  • Reactivation of American trypanosomiasis (meningoencephalitis or myocarditis)

Fungal infections

  • Pneumocystis carinii pneumonia
  • Candidiasis, oesophageal
  • Candidiasis, bronchial/ tracheal/ lungs
  • Cryptococcosis, extra-pulmonary
  • Histoplasmosis, disseminated/ extra pulmonary
  • Coccidiodomycosis, disseminated/ extra pulmonary
  • Penicilliosis, disseminated

Conditions associated with an undiagnosed HIV prevalence of >=0.1% = Strongly recommend testing:

  • Sexually transmitted infections
  • Malignant lymphoma
  • Anal cancer/dysplasia
  • Cervical dysplasia
  • Herpes zoster
  • Hepatitis B or C (acute or chronic)
  • Unexplained lymphadenopathy
  • Mononucleosis-like illness
  • Community-acquired pneumonia
  • Unexplained leukocytopenia/thrombocytopenia lasting >4 weeks
  • Seborrheic dermatitis/exanthema
  • Invasive pneumococcal disease
  • Unexplained fever
  • Candidaemia
  • Visceral leishmaniasis
  • Pregnancy (implications for the unborn child)

Other conditions considered likely to have an undiagnosed HIV prevalence of >0.1%= Recommend testing:

  • Primary lung cancer
  • Lymphocytic meningitis
  • Oral hairy leukoplakia
  • Severe or atypical psoriasis
  • Guillain–Barré syndrome
  • Mononeuritis
  • Subcortical dementia
  • Multiplesclerosis-like disease
  • Peripheral neuropathy
  • Unexplained weightloss
  • Unexplained oral candidiasis
  • Unexplained chronic diarrhoea
  • Unexplained chronic renal impairment
  • Hepatitis A 
  • Candidiasis

Conditions where not identifying the presence of HIV infection may have significant adverse implications for the individual’s clinical management = offer testing:

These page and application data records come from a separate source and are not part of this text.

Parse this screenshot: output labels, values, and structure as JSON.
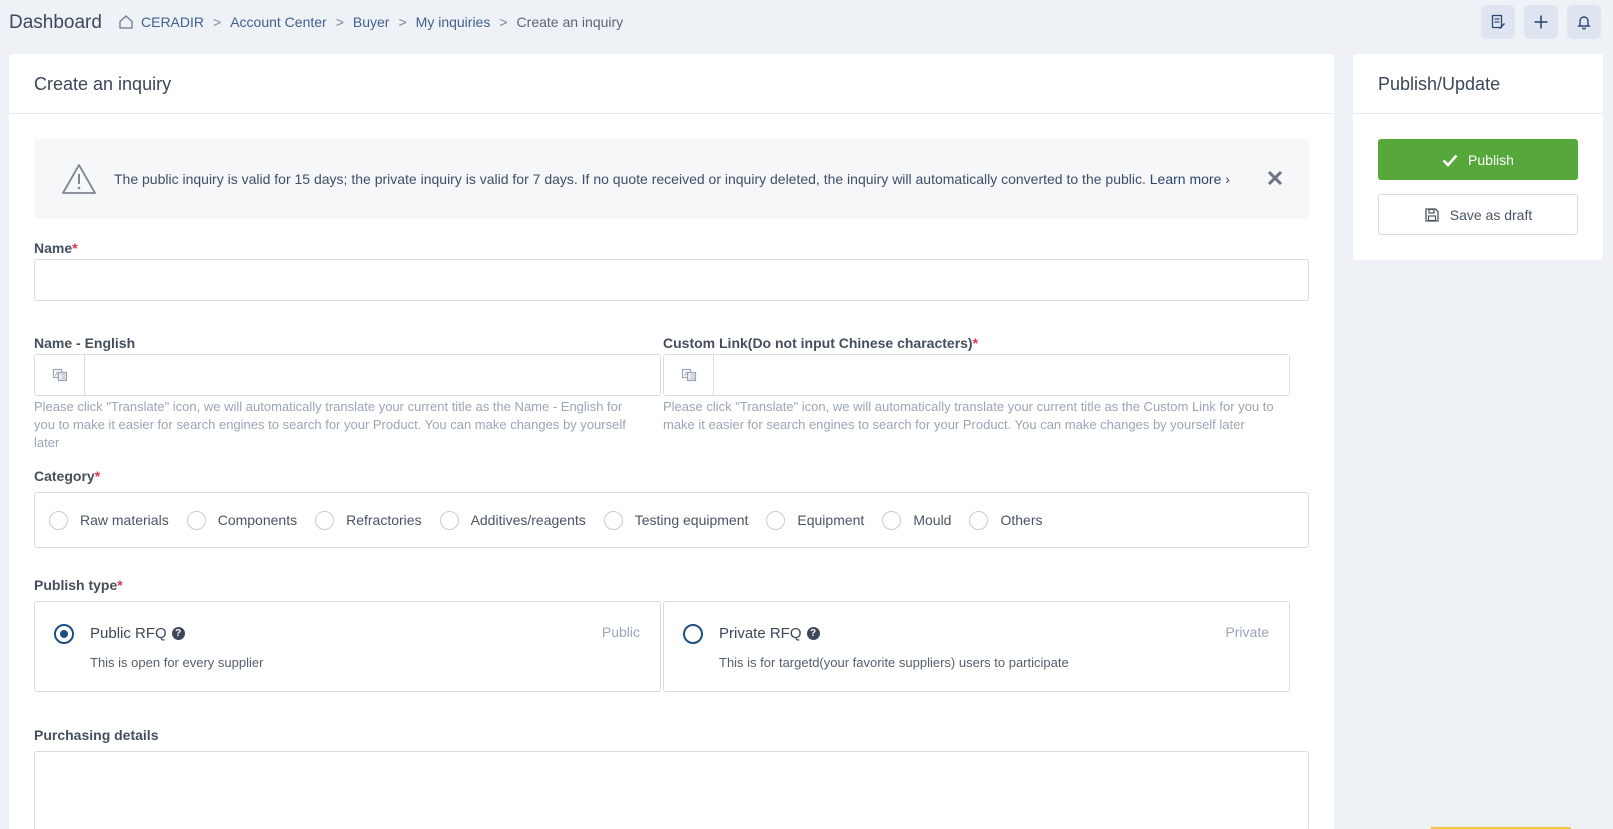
{
  "header": {
    "title": "Dashboard",
    "breadcrumb": [
      "CERADIR",
      "Account Center",
      "Buyer",
      "My inquiries",
      "Create an inquiry"
    ],
    "separator": ">"
  },
  "main": {
    "title": "Create an inquiry",
    "notice": {
      "text": "The public inquiry is valid for 15 days; the private inquiry is valid for 7 days. If no quote received or inquiry deleted, the inquiry will automatically converted to the public.",
      "link": "Learn more",
      "link_chevron": "›"
    },
    "name": {
      "label": "Name",
      "required": "*",
      "value": ""
    },
    "name_english": {
      "label": "Name - English",
      "value": "",
      "help": "Please click \"Translate\" icon, we will automatically translate your current title as the Name - English for you to make it easier for search engines to search for your Product. You can make changes by yourself later"
    },
    "custom_link": {
      "label": "Custom Link(Do not input Chinese characters)",
      "required": "*",
      "value": "",
      "help": "Please click \"Translate\" icon, we will automatically translate your current title as the Custom Link for you to make it easier for search engines to search for your Product. You can make changes by yourself later"
    },
    "category": {
      "label": "Category",
      "required": "*",
      "options": [
        "Raw materials",
        "Components",
        "Refractories",
        "Additives/reagents",
        "Testing equipment",
        "Equipment",
        "Mould",
        "Others"
      ]
    },
    "publish_type": {
      "label": "Publish type",
      "required": "*",
      "public": {
        "title": "Public RFQ",
        "tag": "Public",
        "desc": "This is open for every supplier",
        "selected": true
      },
      "private": {
        "title": "Private RFQ",
        "tag": "Private",
        "desc": "This is for targetd(your favorite suppliers) users to participate",
        "selected": false
      }
    },
    "purchasing_details": {
      "label": "Purchasing details",
      "value": ""
    }
  },
  "side": {
    "title": "Publish/Update",
    "publish_label": "Publish",
    "draft_label": "Save as draft"
  },
  "colors": {
    "publish_green": "#56a83a",
    "required_red": "#e2334d",
    "radio_blue": "#1f4e82"
  }
}
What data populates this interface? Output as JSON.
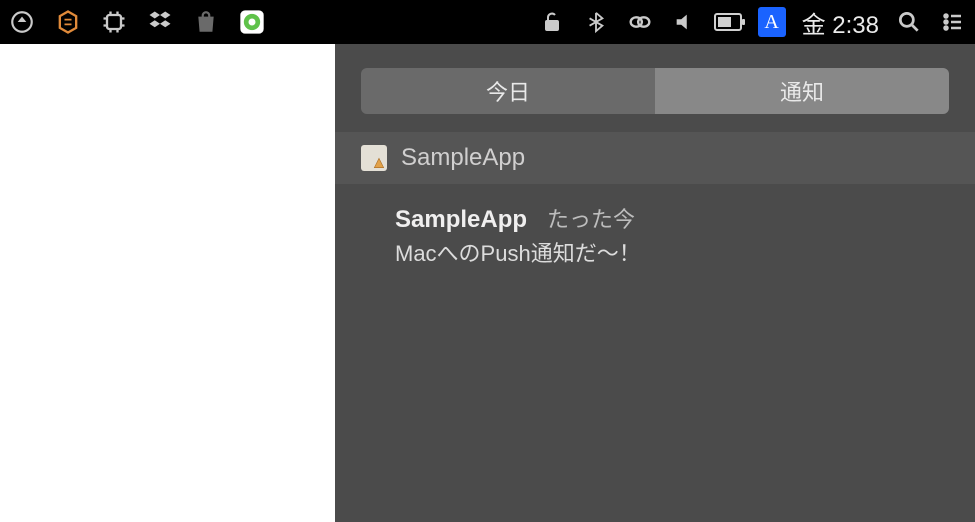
{
  "menubar": {
    "clock": "金 2:38",
    "input_badge": "A"
  },
  "notification_center": {
    "tabs": {
      "today": "今日",
      "notifications": "通知"
    },
    "app_section": {
      "name": "SampleApp"
    },
    "notifications": [
      {
        "title": "SampleApp",
        "timestamp": "たった今",
        "body": "MacへのPush通知だ〜！"
      }
    ]
  }
}
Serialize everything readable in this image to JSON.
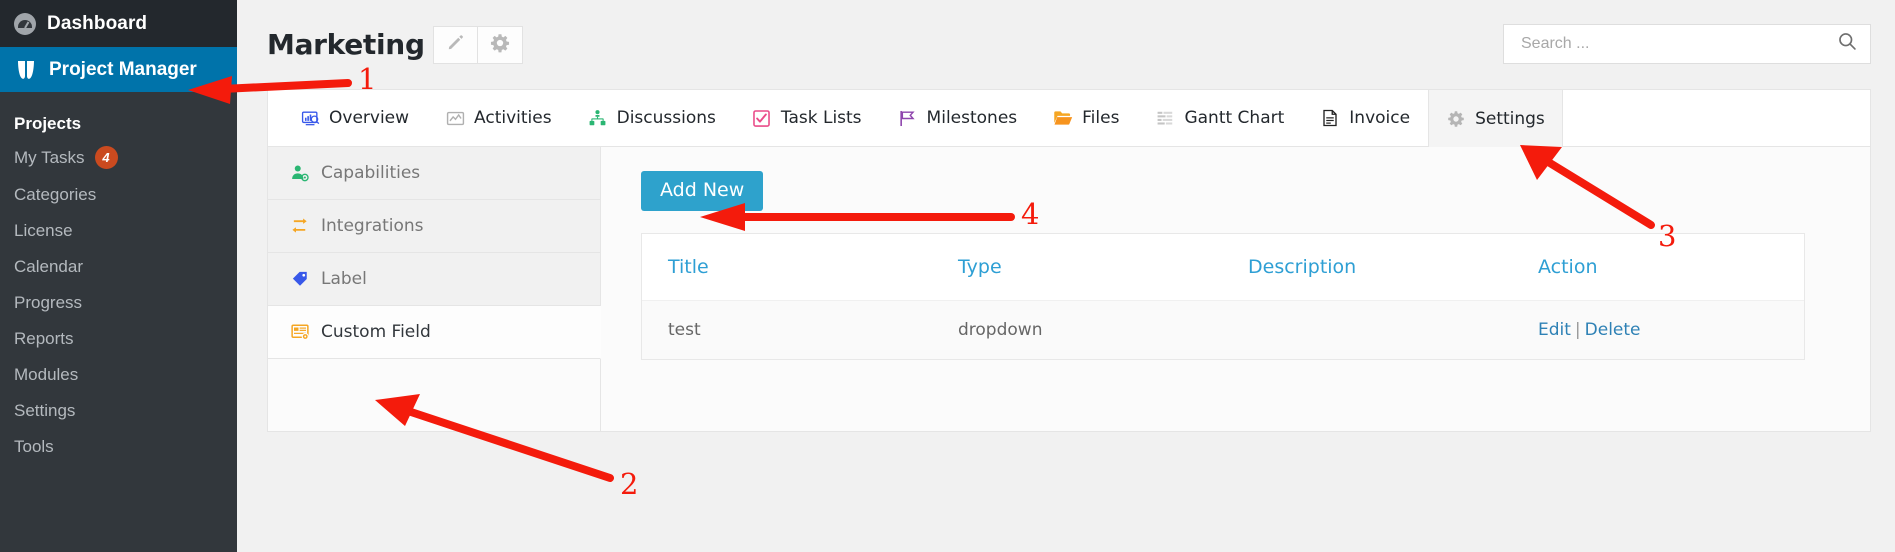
{
  "sidebar": {
    "top_items": [
      {
        "label": "Dashboard",
        "icon": "dashboard-icon"
      },
      {
        "label": "Project Manager",
        "icon": "project-manager-icon",
        "active": true
      }
    ],
    "section_heading": "Projects",
    "items": [
      {
        "label": "My Tasks",
        "badge": "4"
      },
      {
        "label": "Categories",
        "badge": ""
      },
      {
        "label": "License",
        "badge": ""
      },
      {
        "label": "Calendar",
        "badge": ""
      },
      {
        "label": "Progress",
        "badge": ""
      },
      {
        "label": "Reports",
        "badge": ""
      },
      {
        "label": "Modules",
        "badge": ""
      },
      {
        "label": "Settings",
        "badge": ""
      },
      {
        "label": "Tools",
        "badge": ""
      }
    ],
    "colors": {
      "bg": "#32373c",
      "active": "#0073aa",
      "badge": "#ca4a1f"
    }
  },
  "header": {
    "title": "Marketing",
    "edit_button_icon": "pencil-icon",
    "settings_button_icon": "gear-icon"
  },
  "search": {
    "value": "",
    "placeholder": "Search ...",
    "icon": "search-icon"
  },
  "tabs": [
    {
      "label": "Overview",
      "icon": "chart-monitor-icon",
      "active": false
    },
    {
      "label": "Activities",
      "icon": "activity-image-icon",
      "active": false
    },
    {
      "label": "Discussions",
      "icon": "users-group-icon",
      "active": false
    },
    {
      "label": "Task Lists",
      "icon": "checkbox-icon",
      "active": false
    },
    {
      "label": "Milestones",
      "icon": "flag-icon",
      "active": false
    },
    {
      "label": "Files",
      "icon": "folder-open-icon",
      "active": false
    },
    {
      "label": "Gantt Chart",
      "icon": "gantt-bars-icon",
      "active": false
    },
    {
      "label": "Invoice",
      "icon": "invoice-doc-icon",
      "active": false
    },
    {
      "label": "Settings",
      "icon": "gear-icon",
      "active": true
    }
  ],
  "subnav": [
    {
      "label": "Capabilities",
      "icon": "user-cog-icon",
      "active": false
    },
    {
      "label": "Integrations",
      "icon": "sync-arrows-icon",
      "active": false
    },
    {
      "label": "Label",
      "icon": "tag-icon",
      "active": false
    },
    {
      "label": "Custom Field",
      "icon": "custom-field-icon",
      "active": true
    }
  ],
  "content": {
    "add_new_label": "Add New",
    "table": {
      "headers": [
        "Title",
        "Type",
        "Description",
        "Action"
      ],
      "rows": [
        {
          "title": "test",
          "type": "dropdown",
          "description": "",
          "actions": {
            "edit": "Edit",
            "separator": "|",
            "delete": "Delete"
          }
        }
      ]
    }
  },
  "annotations": {
    "color": "#f41b0c",
    "markers": [
      {
        "number": "1",
        "target": "project-manager-sidebar-item"
      },
      {
        "number": "2",
        "target": "subnav-custom-field"
      },
      {
        "number": "3",
        "target": "tab-settings"
      },
      {
        "number": "4",
        "target": "add-new-button"
      }
    ]
  }
}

  • Conditions requiring aggressive immuno-suppressive therapy:
    • Cancer
    • Transplantation
    • Auto-immune disease treated with immunosuppressive therapy
  • Primary space occupying lesion of the brain.
  • Idiopatic/Thrombotic thrombocytopenic purpura